* Social & Cultural Integration:

How integrated did you feel with the local culture?

I found it very challenging to interact with the Florentines. They tend to be quite cold towards foreigners. However, once if you return to the same shop or stall often they will warm up to you and treat you as a regular customer. The more Italian you know, the more likely they are to be friendly towards you. There are always events and festivals going on. The Florentine newspaper is a great resource for connecting English speakers with events and culture in Florence. Florence is a great city to travel from by train, but difficult to travel to and from by airplane. The most memorable cultural events were the ones when it was something that the entire city participates in like "La Notte Bianca" and Easter Sunday at the Duomo. The museums of Florence are spectacular, and I was lucky enough to take a course where we visited a new museum every week. This is one of the most special things about Florence in my opinion.

* Health Care:

How well were health issues addressed during the program?

* Safety:

Women need to be particularly careful at bars and clubs at night because many men (Italian or otherwise) will be very persistent and make unwanted advances. It's best to travel with a small group of people you trust (large groups can be obnoxious to others and attract even more unwanted attention to yourself). Aside from that, I always felt very safe in Florence. General good safety habits are of course important (locking doors, closing windows, being aware of your surroundings, etc.). I never felt threatened or scared.

If you could do it all over again would you choose the same program? Yes


* Money: How easily were you able to live on a student's budget?

(1 = not very easy/$200+ on food & personal expenses/week, 2.5 = $100/week, 5 = very easily/minimal cost)


Language acquisition improvement?

Florence is a particularly hard city to try to improve in Italian because the majority of the people speak English as their preferred means of communication with foreigners. It was difficult to find people that would take the time to listen to you try to form sentences with broken and poor Italian, but in those rare cases they were all very sweet and patient. I generally used Italian when interacting outside of my school, but most people responded in English. It was only if you were persistent about using Italian that they would then speak it back to you. I feel like my Italian could have improved much more if so many people didn't speak English there.
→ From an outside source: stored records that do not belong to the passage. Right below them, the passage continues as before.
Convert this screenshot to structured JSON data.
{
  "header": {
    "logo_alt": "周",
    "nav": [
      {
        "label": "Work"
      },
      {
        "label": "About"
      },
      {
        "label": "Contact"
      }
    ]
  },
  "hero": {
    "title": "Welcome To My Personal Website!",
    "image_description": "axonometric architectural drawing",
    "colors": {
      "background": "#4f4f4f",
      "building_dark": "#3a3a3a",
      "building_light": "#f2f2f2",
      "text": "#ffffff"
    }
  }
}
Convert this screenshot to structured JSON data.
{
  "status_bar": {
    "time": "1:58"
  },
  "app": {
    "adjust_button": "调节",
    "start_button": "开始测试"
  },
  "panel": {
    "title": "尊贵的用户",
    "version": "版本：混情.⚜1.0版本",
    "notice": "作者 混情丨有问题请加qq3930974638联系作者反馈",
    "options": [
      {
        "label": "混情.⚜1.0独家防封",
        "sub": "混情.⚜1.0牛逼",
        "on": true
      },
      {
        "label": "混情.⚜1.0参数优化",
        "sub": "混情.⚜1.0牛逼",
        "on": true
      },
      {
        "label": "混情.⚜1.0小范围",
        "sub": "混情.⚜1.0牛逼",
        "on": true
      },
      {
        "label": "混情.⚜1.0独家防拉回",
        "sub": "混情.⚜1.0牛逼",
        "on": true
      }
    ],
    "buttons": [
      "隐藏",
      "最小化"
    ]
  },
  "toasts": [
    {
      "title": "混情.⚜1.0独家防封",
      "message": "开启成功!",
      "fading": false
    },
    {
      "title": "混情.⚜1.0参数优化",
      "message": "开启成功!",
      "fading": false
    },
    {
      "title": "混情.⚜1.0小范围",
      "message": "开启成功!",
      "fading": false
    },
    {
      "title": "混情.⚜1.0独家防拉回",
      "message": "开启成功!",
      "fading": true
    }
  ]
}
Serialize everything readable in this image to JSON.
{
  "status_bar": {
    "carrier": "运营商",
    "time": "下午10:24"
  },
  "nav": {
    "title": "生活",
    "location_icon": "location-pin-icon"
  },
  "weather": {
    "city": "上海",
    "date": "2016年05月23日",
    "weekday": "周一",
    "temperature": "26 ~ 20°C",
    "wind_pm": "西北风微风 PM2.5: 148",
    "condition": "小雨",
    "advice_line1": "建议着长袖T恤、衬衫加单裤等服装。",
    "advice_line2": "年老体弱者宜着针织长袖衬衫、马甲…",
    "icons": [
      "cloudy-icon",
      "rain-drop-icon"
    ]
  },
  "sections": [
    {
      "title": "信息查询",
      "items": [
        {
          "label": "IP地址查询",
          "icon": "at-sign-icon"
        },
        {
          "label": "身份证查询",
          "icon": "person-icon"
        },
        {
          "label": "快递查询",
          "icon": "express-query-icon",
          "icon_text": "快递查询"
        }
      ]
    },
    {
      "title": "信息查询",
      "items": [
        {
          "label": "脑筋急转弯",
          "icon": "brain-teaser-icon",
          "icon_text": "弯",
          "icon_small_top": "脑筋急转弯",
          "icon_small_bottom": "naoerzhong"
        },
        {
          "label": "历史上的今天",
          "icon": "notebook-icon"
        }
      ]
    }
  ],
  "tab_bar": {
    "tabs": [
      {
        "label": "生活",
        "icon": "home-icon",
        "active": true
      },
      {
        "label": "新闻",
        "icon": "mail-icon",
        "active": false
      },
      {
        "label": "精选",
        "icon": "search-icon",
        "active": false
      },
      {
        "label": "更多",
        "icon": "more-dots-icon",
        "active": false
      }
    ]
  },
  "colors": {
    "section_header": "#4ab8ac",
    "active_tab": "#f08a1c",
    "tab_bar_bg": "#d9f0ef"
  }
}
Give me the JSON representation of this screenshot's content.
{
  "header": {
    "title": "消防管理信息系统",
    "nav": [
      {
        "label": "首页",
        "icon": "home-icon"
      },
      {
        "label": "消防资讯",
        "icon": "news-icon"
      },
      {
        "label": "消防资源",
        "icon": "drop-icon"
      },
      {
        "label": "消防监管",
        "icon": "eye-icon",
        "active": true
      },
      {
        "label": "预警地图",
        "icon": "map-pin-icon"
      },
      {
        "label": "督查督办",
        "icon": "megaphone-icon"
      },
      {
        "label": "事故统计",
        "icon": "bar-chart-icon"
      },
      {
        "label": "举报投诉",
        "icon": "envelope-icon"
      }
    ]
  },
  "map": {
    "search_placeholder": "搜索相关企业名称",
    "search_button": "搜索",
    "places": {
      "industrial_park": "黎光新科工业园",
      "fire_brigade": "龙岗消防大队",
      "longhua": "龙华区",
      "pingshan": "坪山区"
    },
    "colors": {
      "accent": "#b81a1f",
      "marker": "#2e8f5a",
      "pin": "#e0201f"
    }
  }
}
Other Program Information

* Where did you live?

Select all that apply

  • Apartment
* Who did you live with?

Select all that apply

  • Americans

A Look Back

* What do you know now that you wish you knew before going on this program? Florence is the perfect city if you like Renaissance art and good food. The pace of life is slower here, and you need to have patience. Remember that this is an experience - not a comfort zone. You will be pushed by little things that you never realized bother you before, but that is part of the fun. The more you try to immerse yourself in the culture and speak the language, the more you will gain from your experience. It is not essential to know Italian to study in Florence, but it is important to be willing to try your best to use it once you get there and start learning it. The city is small and easy to get around by foot making it very accessible to everyone. At this program, it is important for you to plan your own activities and agendas for things that you want to do or accomplish while you are here.